── Exercise input
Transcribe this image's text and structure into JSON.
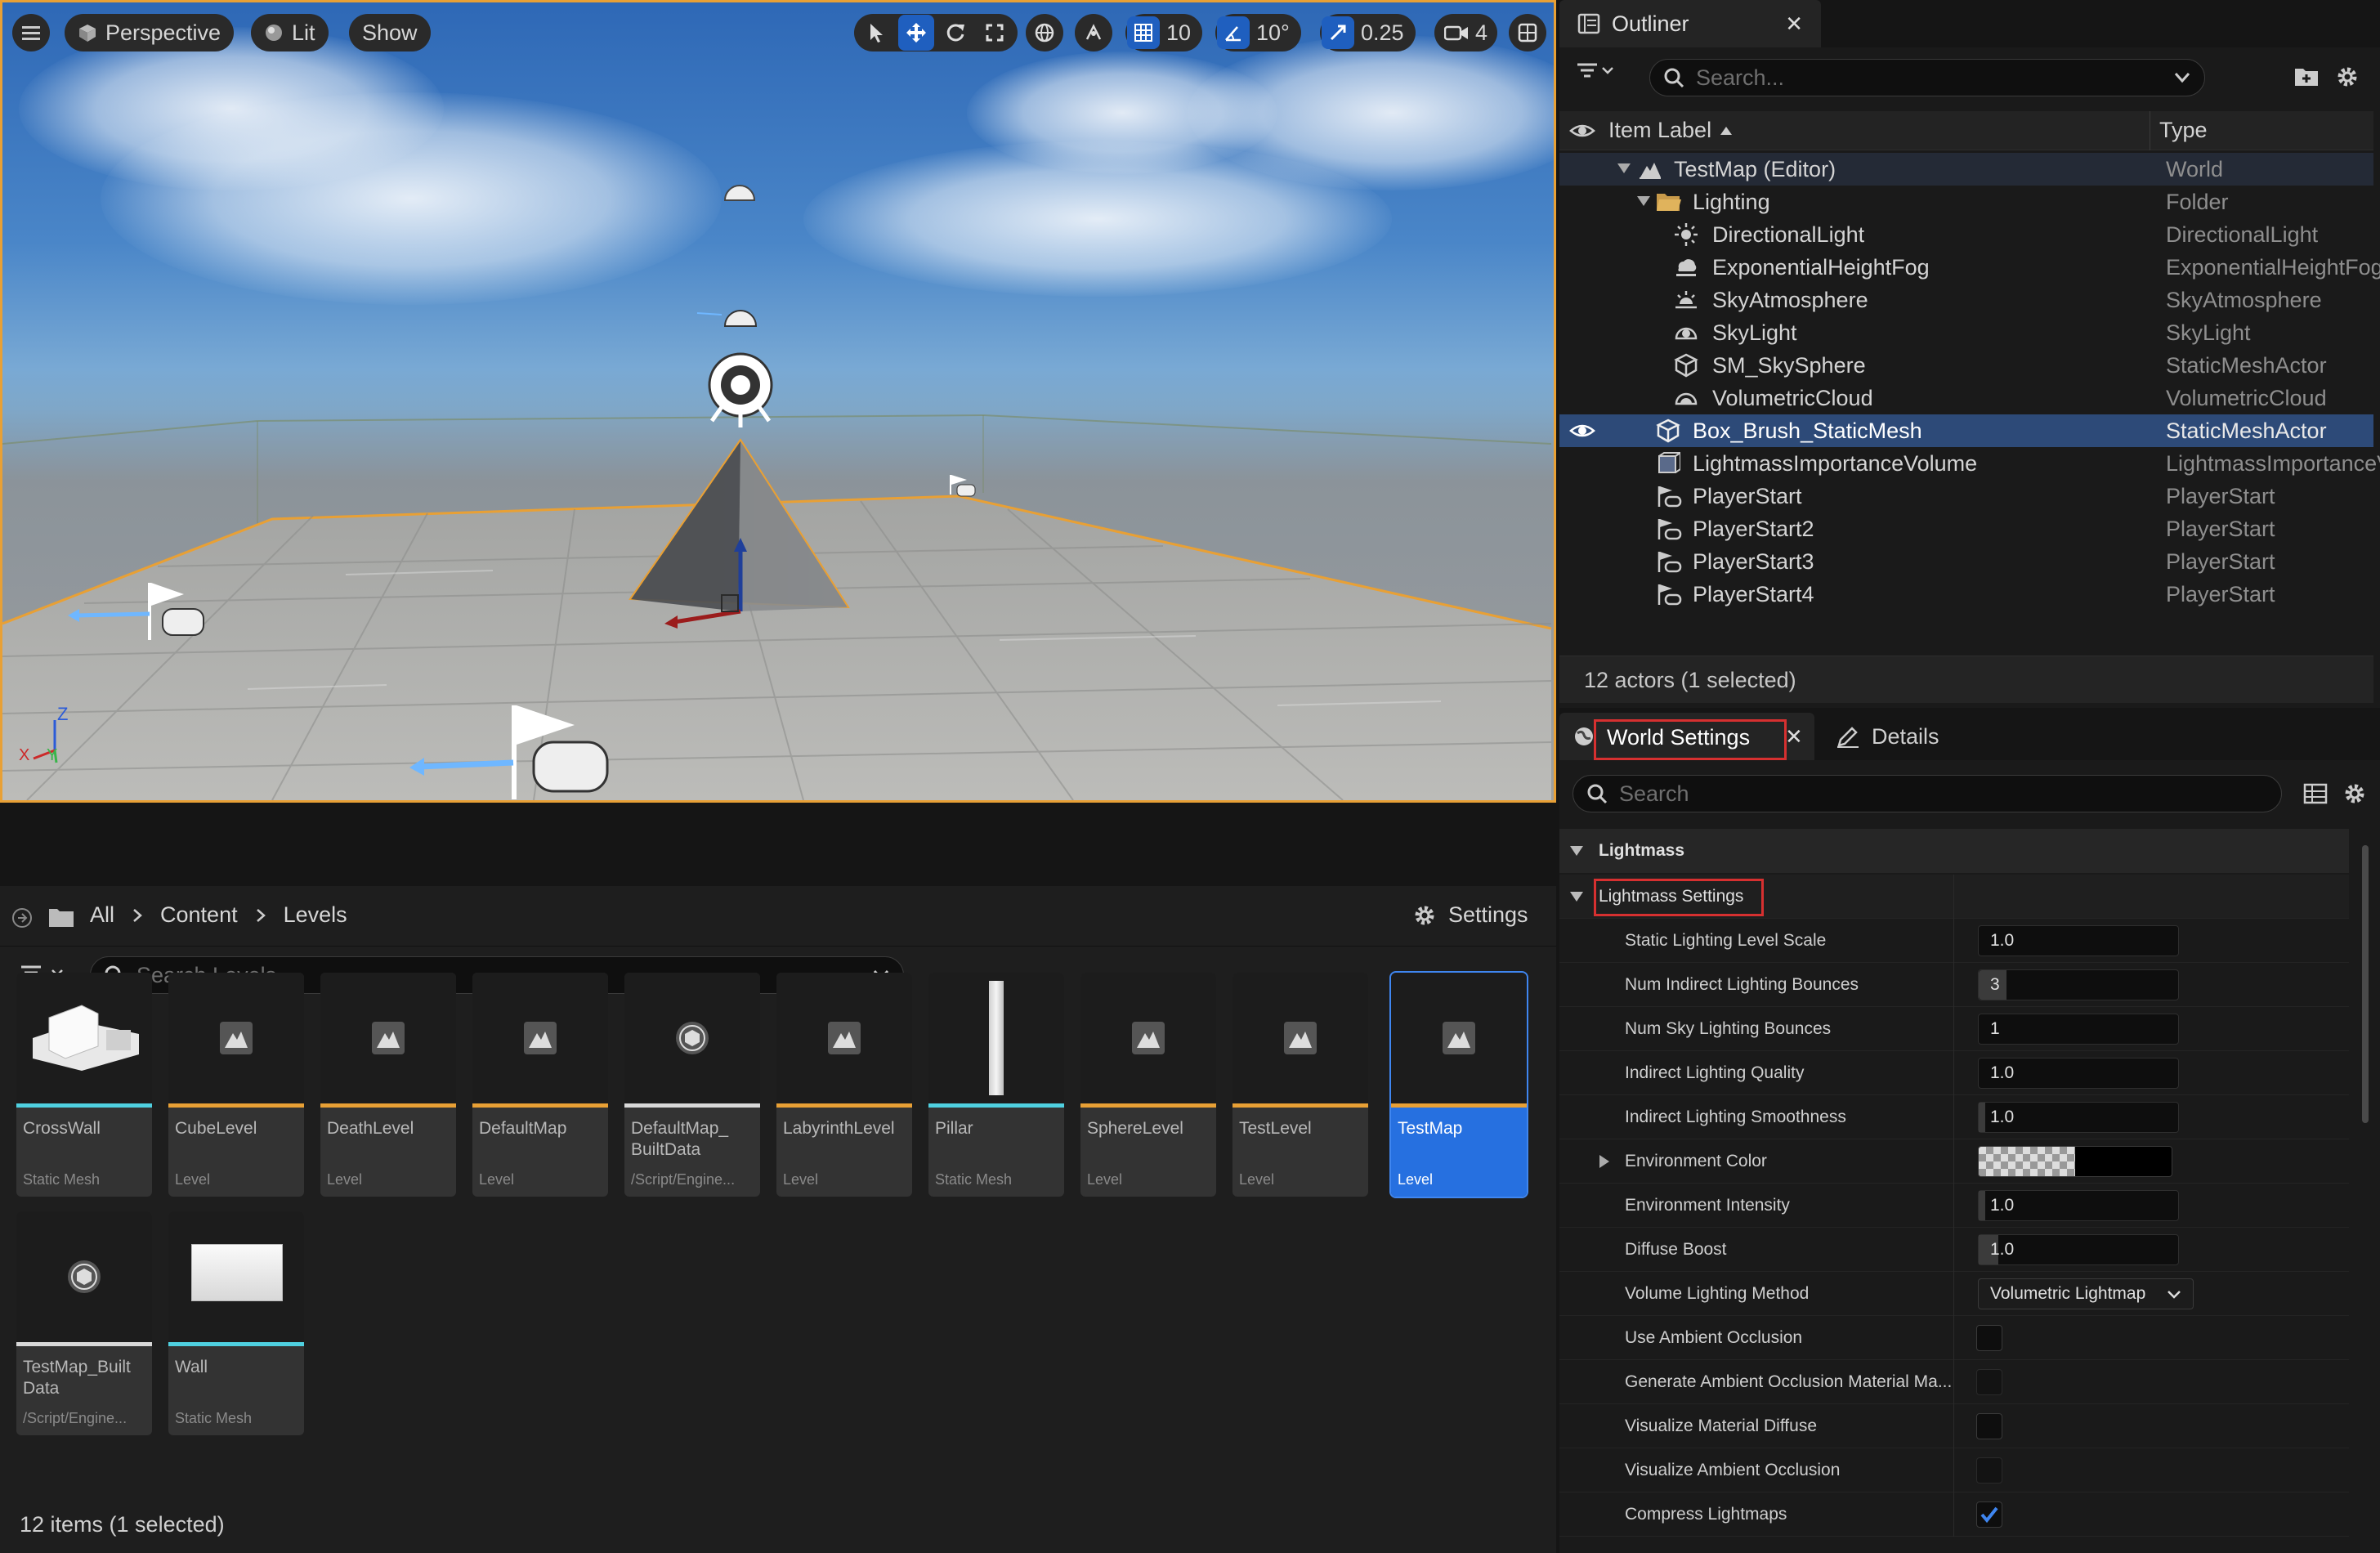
{
  "viewport": {
    "menu_icon": "hamburger-icon",
    "perspective_label": "Perspective",
    "lit_label": "Lit",
    "show_label": "Show",
    "grid_snap_value": "10",
    "rotation_snap_value": "10°",
    "scale_snap_value": "0.25",
    "camera_speed_value": "4",
    "axis_labels": {
      "z": "Z",
      "y": "Y",
      "x": "X"
    },
    "selection_color": "#e8a035"
  },
  "outliner": {
    "tab_label": "Outliner",
    "search_placeholder": "Search...",
    "col_label": "Item Label",
    "col_type": "Type",
    "rows": [
      {
        "label": "TestMap (Editor)",
        "type": "World"
      },
      {
        "label": "Lighting",
        "type": "Folder"
      },
      {
        "label": "DirectionalLight",
        "type": "DirectionalLight"
      },
      {
        "label": "ExponentialHeightFog",
        "type": "ExponentialHeightFog"
      },
      {
        "label": "SkyAtmosphere",
        "type": "SkyAtmosphere"
      },
      {
        "label": "SkyLight",
        "type": "SkyLight"
      },
      {
        "label": "SM_SkySphere",
        "type": "StaticMeshActor"
      },
      {
        "label": "VolumetricCloud",
        "type": "VolumetricCloud"
      },
      {
        "label": "Box_Brush_StaticMesh",
        "type": "StaticMeshActor"
      },
      {
        "label": "LightmassImportanceVolume",
        "type": "LightmassImportanceVolume"
      },
      {
        "label": "PlayerStart",
        "type": "PlayerStart"
      },
      {
        "label": "PlayerStart2",
        "type": "PlayerStart"
      },
      {
        "label": "PlayerStart3",
        "type": "PlayerStart"
      },
      {
        "label": "PlayerStart4",
        "type": "PlayerStart"
      }
    ],
    "footer": "12 actors (1 selected)"
  },
  "details": {
    "tab_world_settings": "World Settings",
    "tab_details": "Details",
    "search_placeholder": "Search",
    "section_label": "Lightmass",
    "subsection_label": "Lightmass Settings",
    "properties": [
      {
        "label": "Static Lighting Level Scale",
        "value": "1.0"
      },
      {
        "label": "Num Indirect Lighting Bounces",
        "value": "3"
      },
      {
        "label": "Num Sky Lighting Bounces",
        "value": "1"
      },
      {
        "label": "Indirect Lighting Quality",
        "value": "1.0"
      },
      {
        "label": "Indirect Lighting Smoothness",
        "value": "1.0"
      },
      {
        "label": "Environment Color",
        "value": ""
      },
      {
        "label": "Environment Intensity",
        "value": "1.0"
      },
      {
        "label": "Diffuse Boost",
        "value": "1.0"
      },
      {
        "label": "Volume Lighting Method",
        "value": "Volumetric Lightmap"
      },
      {
        "label": "Use Ambient Occlusion",
        "checked": false
      },
      {
        "label": "Generate Ambient Occlusion Material Ma...",
        "checked": false
      },
      {
        "label": "Visualize Material Diffuse",
        "checked": false
      },
      {
        "label": "Visualize Ambient Occlusion",
        "checked": false
      },
      {
        "label": "Compress Lightmaps",
        "checked": true
      }
    ]
  },
  "content_browser": {
    "breadcrumb": [
      "All",
      "Content",
      "Levels"
    ],
    "settings_label": "Settings",
    "search_placeholder": "Search Levels",
    "items": [
      {
        "name": "CrossWall",
        "kind": "Static Mesh"
      },
      {
        "name": "CubeLevel",
        "kind": "Level"
      },
      {
        "name": "DeathLevel",
        "kind": "Level"
      },
      {
        "name": "DefaultMap",
        "kind": "Level"
      },
      {
        "name": "DefaultMap_ BuiltData",
        "kind": "/Script/Engine..."
      },
      {
        "name": "LabyrinthLevel",
        "kind": "Level"
      },
      {
        "name": "Pillar",
        "kind": "Static Mesh"
      },
      {
        "name": "SphereLevel",
        "kind": "Level"
      },
      {
        "name": "TestLevel",
        "kind": "Level"
      },
      {
        "name": "TestMap",
        "kind": "Level"
      },
      {
        "name": "TestMap_Built Data",
        "kind": "/Script/Engine..."
      },
      {
        "name": "Wall",
        "kind": "Static Mesh"
      }
    ],
    "footer": "12 items (1 selected)",
    "bar_colors": {
      "level": "#e8a035",
      "mesh": "#4fd0e0",
      "data": "#d8d8d8"
    }
  },
  "colors": {
    "accent": "#2670e0",
    "highlight_box": "#d63030",
    "checkbox": "#3f86f0"
  }
}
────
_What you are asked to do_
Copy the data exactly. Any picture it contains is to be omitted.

_Exercise result_
Transcribe this image's text and structure into JSON.
{
  "viewport": {
    "menu_icon": "hamburger-icon",
    "perspective_label": "Perspective",
    "lit_label": "Lit",
    "show_label": "Show",
    "grid_snap_value": "10",
    "rotation_snap_value": "10°",
    "scale_snap_value": "0.25",
    "camera_speed_value": "4",
    "axis_labels": {
      "z": "Z",
      "y": "Y",
      "x": "X"
    },
    "selection_color": "#e8a035"
  },
  "outliner": {
    "tab_label": "Outliner",
    "search_placeholder": "Search...",
    "col_label": "Item Label",
    "col_type": "Type",
    "rows": [
      {
        "label": "TestMap (Editor)",
        "type": "World"
      },
      {
        "label": "Lighting",
        "type": "Folder"
      },
      {
        "label": "DirectionalLight",
        "type": "DirectionalLight"
      },
      {
        "label": "ExponentialHeightFog",
        "type": "ExponentialHeightFog"
      },
      {
        "label": "SkyAtmosphere",
        "type": "SkyAtmosphere"
      },
      {
        "label": "SkyLight",
        "type": "SkyLight"
      },
      {
        "label": "SM_SkySphere",
        "type": "StaticMeshActor"
      },
      {
        "label": "VolumetricCloud",
        "type": "VolumetricCloud"
      },
      {
        "label": "Box_Brush_StaticMesh",
        "type": "StaticMeshActor"
      },
      {
        "label": "LightmassImportanceVolume",
        "type": "LightmassImportanceVolume"
      },
      {
        "label": "PlayerStart",
        "type": "PlayerStart"
      },
      {
        "label": "PlayerStart2",
        "type": "PlayerStart"
      },
      {
        "label": "PlayerStart3",
        "type": "PlayerStart"
      },
      {
        "label": "PlayerStart4",
        "type": "PlayerStart"
      }
    ],
    "footer": "12 actors (1 selected)"
  },
  "details": {
    "tab_world_settings": "World Settings",
    "tab_details": "Details",
    "search_placeholder": "Search",
    "section_label": "Lightmass",
    "subsection_label": "Lightmass Settings",
    "properties": [
      {
        "label": "Static Lighting Level Scale",
        "value": "1.0"
      },
      {
        "label": "Num Indirect Lighting Bounces",
        "value": "3"
      },
      {
        "label": "Num Sky Lighting Bounces",
        "value": "1"
      },
      {
        "label": "Indirect Lighting Quality",
        "value": "1.0"
      },
      {
        "label": "Indirect Lighting Smoothness",
        "value": "1.0"
      },
      {
        "label": "Environment Color",
        "value": ""
      },
      {
        "label": "Environment Intensity",
        "value": "1.0"
      },
      {
        "label": "Diffuse Boost",
        "value": "1.0"
      },
      {
        "label": "Volume Lighting Method",
        "value": "Volumetric Lightmap"
      },
      {
        "label": "Use Ambient Occlusion",
        "checked": false
      },
      {
        "label": "Generate Ambient Occlusion Material Ma...",
        "checked": false
      },
      {
        "label": "Visualize Material Diffuse",
        "checked": false
      },
      {
        "label": "Visualize Ambient Occlusion",
        "checked": false
      },
      {
        "label": "Compress Lightmaps",
        "checked": true
      }
    ]
  },
  "content_browser": {
    "breadcrumb": [
      "All",
      "Content",
      "Levels"
    ],
    "settings_label": "Settings",
    "search_placeholder": "Search Levels",
    "items": [
      {
        "name": "CrossWall",
        "kind": "Static Mesh"
      },
      {
        "name": "CubeLevel",
        "kind": "Level"
      },
      {
        "name": "DeathLevel",
        "kind": "Level"
      },
      {
        "name": "DefaultMap",
        "kind": "Level"
      },
      {
        "name": "DefaultMap_ BuiltData",
        "kind": "/Script/Engine..."
      },
      {
        "name": "LabyrinthLevel",
        "kind": "Level"
      },
      {
        "name": "Pillar",
        "kind": "Static Mesh"
      },
      {
        "name": "SphereLevel",
        "kind": "Level"
      },
      {
        "name": "TestLevel",
        "kind": "Level"
      },
      {
        "name": "TestMap",
        "kind": "Level"
      },
      {
        "name": "TestMap_Built Data",
        "kind": "/Script/Engine..."
      },
      {
        "name": "Wall",
        "kind": "Static Mesh"
      }
    ],
    "footer": "12 items (1 selected)",
    "bar_colors": {
      "level": "#e8a035",
      "mesh": "#4fd0e0",
      "data": "#d8d8d8"
    }
  },
  "colors": {
    "accent": "#2670e0",
    "highlight_box": "#d63030",
    "checkbox": "#3f86f0"
  }
}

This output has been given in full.